● **WHAT THE TASK ASKS**
Search the material below for the string "tarafından" and copy each line where it appears.

● **MATERIAL PROVIDED**
::::::
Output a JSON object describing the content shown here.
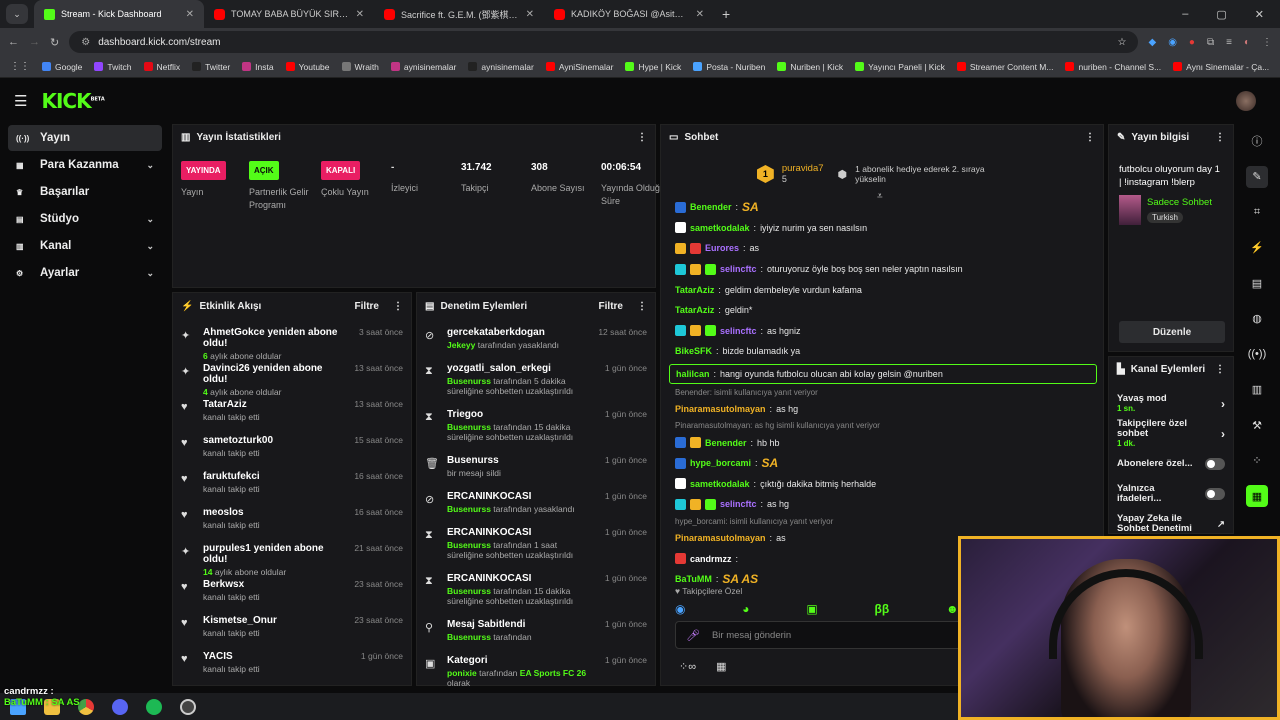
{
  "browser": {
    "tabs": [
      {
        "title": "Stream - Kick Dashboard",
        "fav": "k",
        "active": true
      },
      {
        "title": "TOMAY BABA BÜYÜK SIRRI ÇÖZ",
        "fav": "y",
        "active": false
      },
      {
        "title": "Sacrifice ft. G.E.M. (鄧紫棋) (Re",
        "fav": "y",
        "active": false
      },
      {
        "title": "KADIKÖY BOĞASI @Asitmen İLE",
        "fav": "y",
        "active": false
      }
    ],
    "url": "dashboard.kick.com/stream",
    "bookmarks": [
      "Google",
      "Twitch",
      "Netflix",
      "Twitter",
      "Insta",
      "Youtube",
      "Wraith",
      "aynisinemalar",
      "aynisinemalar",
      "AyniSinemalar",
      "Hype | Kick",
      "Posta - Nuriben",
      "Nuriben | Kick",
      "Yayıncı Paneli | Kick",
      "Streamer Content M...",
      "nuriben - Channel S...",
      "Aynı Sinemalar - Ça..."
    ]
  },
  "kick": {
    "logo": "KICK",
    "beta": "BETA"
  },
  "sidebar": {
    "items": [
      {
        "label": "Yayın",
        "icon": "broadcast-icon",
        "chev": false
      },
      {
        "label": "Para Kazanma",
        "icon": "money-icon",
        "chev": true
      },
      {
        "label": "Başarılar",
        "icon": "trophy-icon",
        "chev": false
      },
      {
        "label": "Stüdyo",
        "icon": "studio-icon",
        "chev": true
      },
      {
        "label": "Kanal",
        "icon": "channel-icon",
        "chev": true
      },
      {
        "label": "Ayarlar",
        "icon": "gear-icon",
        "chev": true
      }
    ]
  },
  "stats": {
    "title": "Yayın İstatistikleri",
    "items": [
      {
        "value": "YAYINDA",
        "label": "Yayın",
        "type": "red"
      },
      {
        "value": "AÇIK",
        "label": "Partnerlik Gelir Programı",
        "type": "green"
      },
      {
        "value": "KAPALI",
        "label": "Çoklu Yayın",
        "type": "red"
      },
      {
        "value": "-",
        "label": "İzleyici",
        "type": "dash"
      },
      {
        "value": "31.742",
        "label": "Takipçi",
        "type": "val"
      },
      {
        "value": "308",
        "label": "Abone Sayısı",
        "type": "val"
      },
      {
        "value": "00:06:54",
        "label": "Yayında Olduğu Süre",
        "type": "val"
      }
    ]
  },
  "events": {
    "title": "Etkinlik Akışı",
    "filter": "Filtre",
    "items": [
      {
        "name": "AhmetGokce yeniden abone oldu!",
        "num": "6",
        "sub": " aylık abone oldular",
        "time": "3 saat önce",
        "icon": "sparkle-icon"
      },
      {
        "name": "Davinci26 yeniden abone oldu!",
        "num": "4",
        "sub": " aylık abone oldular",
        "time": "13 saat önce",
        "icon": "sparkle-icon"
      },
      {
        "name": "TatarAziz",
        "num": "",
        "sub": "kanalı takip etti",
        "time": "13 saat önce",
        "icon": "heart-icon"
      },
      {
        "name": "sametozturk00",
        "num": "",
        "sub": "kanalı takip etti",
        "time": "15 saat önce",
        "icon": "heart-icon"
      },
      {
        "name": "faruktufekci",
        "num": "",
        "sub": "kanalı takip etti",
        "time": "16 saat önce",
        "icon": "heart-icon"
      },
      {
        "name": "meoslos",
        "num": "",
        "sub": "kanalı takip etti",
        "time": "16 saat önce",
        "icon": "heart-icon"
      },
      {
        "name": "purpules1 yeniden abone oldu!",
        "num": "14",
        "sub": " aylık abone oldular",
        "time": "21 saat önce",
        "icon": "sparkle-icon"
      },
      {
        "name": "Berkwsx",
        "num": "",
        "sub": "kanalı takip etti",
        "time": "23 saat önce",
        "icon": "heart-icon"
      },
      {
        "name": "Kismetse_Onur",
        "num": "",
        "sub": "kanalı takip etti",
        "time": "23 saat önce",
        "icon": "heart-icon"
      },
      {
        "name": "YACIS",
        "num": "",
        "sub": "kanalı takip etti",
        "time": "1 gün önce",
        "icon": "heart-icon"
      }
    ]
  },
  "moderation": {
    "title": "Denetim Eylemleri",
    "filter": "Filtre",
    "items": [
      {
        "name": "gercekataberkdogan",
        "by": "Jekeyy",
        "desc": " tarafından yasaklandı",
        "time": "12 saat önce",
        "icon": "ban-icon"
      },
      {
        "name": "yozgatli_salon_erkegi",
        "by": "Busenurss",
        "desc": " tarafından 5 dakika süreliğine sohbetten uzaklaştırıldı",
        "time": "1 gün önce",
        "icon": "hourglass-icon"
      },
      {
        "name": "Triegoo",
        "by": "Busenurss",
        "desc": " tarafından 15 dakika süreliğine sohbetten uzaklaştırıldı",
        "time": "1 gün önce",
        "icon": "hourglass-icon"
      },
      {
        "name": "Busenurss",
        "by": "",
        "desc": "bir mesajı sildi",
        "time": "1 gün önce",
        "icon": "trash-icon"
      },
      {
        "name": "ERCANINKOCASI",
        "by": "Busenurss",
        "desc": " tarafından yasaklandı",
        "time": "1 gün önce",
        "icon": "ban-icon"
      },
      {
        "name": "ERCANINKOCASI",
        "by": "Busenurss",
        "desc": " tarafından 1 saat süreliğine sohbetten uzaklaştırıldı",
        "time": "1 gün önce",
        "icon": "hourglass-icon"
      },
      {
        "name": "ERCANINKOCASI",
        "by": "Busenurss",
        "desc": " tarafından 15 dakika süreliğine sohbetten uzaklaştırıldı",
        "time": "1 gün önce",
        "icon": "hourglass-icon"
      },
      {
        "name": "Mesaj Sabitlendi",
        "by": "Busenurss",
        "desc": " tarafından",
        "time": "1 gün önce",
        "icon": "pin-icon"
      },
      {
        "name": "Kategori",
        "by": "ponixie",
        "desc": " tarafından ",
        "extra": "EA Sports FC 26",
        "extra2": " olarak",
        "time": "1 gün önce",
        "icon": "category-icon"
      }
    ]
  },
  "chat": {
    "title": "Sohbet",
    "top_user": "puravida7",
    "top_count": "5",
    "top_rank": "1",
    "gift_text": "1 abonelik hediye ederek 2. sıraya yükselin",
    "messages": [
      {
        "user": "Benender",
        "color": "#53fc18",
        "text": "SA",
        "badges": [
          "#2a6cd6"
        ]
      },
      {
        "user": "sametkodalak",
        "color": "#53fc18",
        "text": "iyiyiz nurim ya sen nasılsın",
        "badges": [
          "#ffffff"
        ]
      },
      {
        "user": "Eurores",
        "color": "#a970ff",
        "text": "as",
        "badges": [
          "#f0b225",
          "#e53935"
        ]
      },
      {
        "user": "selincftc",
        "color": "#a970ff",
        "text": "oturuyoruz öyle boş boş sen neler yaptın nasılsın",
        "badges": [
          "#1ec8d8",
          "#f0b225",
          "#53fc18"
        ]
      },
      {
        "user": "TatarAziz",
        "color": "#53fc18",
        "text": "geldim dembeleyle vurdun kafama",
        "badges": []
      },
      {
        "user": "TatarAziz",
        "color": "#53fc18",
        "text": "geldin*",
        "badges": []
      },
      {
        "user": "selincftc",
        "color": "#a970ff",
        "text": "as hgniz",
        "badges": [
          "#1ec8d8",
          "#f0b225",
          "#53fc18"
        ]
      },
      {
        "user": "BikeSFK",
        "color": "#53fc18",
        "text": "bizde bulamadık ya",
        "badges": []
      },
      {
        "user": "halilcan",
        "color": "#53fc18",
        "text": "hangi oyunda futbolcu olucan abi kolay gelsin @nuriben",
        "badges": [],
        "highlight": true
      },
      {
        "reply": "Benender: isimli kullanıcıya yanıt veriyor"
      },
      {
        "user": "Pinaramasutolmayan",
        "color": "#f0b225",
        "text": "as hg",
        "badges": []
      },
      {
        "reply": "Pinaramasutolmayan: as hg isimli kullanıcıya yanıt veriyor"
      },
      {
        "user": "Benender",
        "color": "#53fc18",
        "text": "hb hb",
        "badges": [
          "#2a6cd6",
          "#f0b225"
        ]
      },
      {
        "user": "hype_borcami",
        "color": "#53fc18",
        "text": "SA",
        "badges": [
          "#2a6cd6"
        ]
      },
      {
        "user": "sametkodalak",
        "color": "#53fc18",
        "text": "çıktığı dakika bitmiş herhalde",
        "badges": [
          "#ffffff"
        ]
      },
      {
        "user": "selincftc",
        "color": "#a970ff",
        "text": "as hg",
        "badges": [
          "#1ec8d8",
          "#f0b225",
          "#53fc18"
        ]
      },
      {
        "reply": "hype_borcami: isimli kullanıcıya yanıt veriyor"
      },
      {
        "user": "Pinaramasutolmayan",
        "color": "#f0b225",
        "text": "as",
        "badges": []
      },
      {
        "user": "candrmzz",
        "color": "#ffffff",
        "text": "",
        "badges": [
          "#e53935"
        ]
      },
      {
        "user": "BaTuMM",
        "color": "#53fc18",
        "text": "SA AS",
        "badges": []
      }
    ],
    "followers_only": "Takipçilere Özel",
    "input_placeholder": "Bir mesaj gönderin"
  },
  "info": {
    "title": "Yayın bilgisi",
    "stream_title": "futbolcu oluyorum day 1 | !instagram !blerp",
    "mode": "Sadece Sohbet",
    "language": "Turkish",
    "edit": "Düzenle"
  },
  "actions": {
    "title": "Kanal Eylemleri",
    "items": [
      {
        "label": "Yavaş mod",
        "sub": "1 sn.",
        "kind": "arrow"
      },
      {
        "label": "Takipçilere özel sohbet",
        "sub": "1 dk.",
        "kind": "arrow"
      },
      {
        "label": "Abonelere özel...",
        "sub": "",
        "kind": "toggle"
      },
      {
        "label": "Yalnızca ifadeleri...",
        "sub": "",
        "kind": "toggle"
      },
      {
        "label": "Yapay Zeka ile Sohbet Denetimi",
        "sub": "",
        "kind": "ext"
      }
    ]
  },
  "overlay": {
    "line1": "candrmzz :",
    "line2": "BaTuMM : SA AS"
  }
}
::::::
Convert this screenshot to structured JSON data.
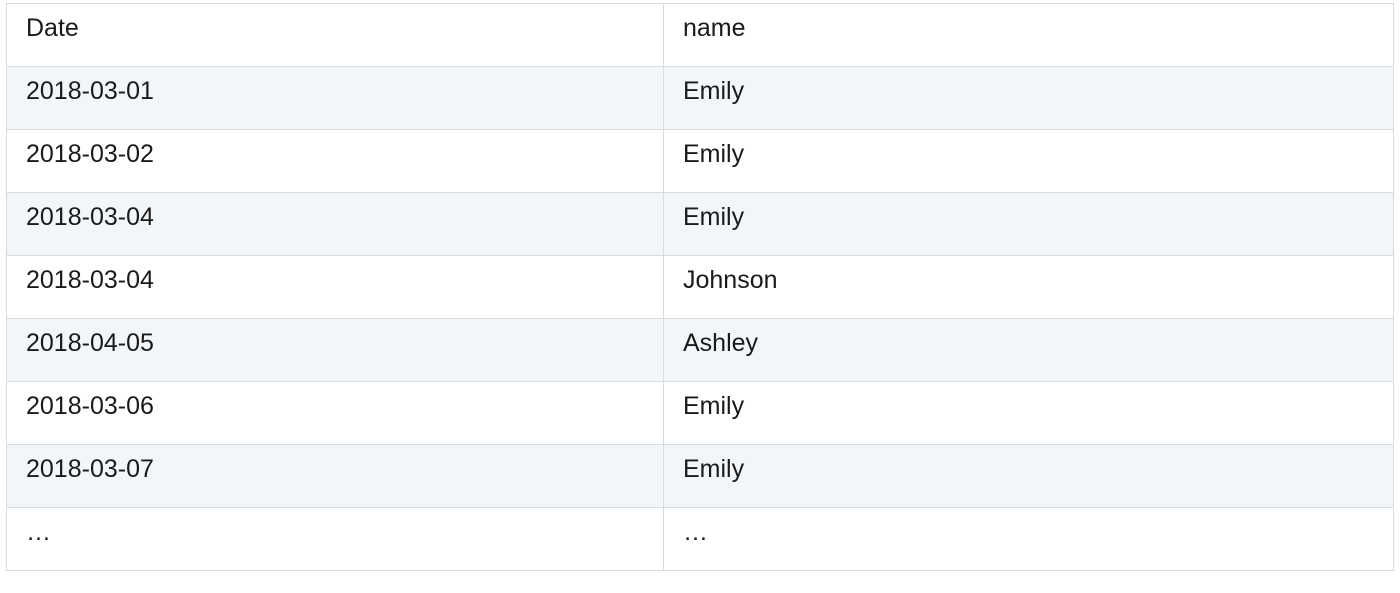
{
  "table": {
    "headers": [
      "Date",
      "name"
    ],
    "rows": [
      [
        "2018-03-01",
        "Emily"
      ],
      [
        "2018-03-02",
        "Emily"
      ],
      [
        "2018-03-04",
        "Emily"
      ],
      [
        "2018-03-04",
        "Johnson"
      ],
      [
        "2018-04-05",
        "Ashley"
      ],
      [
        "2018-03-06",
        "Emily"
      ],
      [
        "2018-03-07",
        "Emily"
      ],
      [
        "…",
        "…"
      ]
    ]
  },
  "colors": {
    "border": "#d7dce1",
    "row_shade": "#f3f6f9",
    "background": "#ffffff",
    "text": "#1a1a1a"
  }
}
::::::
● **SOLUTION BELOW**
        "desc": " tarafından yasaklandı",
        "desc": " tarafından 5 dakika süreliğine sohbetten uzaklaştırıldı",
        "desc": " tarafından 15 dakika süreliğine sohbetten uzaklaştırıldı",
        "desc": " tarafından yasaklandı",
        "desc": " tarafından 1 saat süreliğine sohbetten uzaklaştırıldı",
        "desc": " tarafından 15 dakika süreliğine sohbetten uzaklaştırıldı",
        "desc": " tarafından",
        "desc": " tarafından ",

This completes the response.